The following day, when they show up in class, the day is spent digesting that material, figuring out what it means, how to use it, in short, extending the learning from the podcast/videocast/video they watched the previous afternoon/evening at home.
Wait. Isn't this homework? Not really. Homework is working with the material that was presented that day in class. Extending it would be bonus issues that one might, or might not, get to.
While that may be splitting hairs, that's the reality of it.
What this approach does, perhaps, is gives students the time in class to apply the knowledge they perused the night before rather than spending their class time sitting through a lecture or lesson.
It allows students the freedom, and the responsibility, to "attend" the lesson(s) when it's best for them to do so.
They are able to take breaks when they want, and to collaborate with classmates however they wish. No one is telling them to pay attention, and they are able to go over the material how ever many times they need to.
The after school hours are still taken up with study though.

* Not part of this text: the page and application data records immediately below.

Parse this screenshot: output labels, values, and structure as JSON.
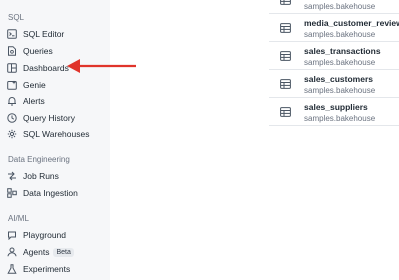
{
  "sidebar": {
    "sections": [
      {
        "label": "SQL",
        "items": [
          {
            "label": "SQL Editor",
            "icon": "sql-editor-icon"
          },
          {
            "label": "Queries",
            "icon": "queries-icon"
          },
          {
            "label": "Dashboards",
            "icon": "dashboards-icon"
          },
          {
            "label": "Genie",
            "icon": "genie-icon"
          },
          {
            "label": "Alerts",
            "icon": "alerts-icon"
          },
          {
            "label": "Query History",
            "icon": "query-history-icon"
          },
          {
            "label": "SQL Warehouses",
            "icon": "sql-warehouses-icon"
          }
        ]
      },
      {
        "label": "Data Engineering",
        "items": [
          {
            "label": "Job Runs",
            "icon": "job-runs-icon"
          },
          {
            "label": "Data Ingestion",
            "icon": "data-ingestion-icon"
          }
        ]
      },
      {
        "label": "AI/ML",
        "items": [
          {
            "label": "Playground",
            "icon": "playground-icon"
          },
          {
            "label": "Agents",
            "icon": "agents-icon",
            "badge": "Beta"
          },
          {
            "label": "Experiments",
            "icon": "experiments-icon"
          }
        ]
      }
    ]
  },
  "annotation": {
    "arrow_color": "#e0342b",
    "points_to": "Dashboards"
  },
  "tables": [
    {
      "name": "",
      "schema": "samples.bakehouse"
    },
    {
      "name": "media_customer_reviews",
      "schema": "samples.bakehouse"
    },
    {
      "name": "sales_transactions",
      "schema": "samples.bakehouse"
    },
    {
      "name": "sales_customers",
      "schema": "samples.bakehouse"
    },
    {
      "name": "sales_suppliers",
      "schema": "samples.bakehouse"
    }
  ]
}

It's a useful, though not entirely new, approach. The biggest bump in the road of course is each students ability to access the recorded material once they get home. Not everyone has high speed internet, or a computer, or a tablet, or a smart phone.
Flipping has not transformed education any more than any other approach. For some, it is transformative. For others, not so much.
That's the reality of education. One size does not fit all.
As always, assume nothing, verify everything.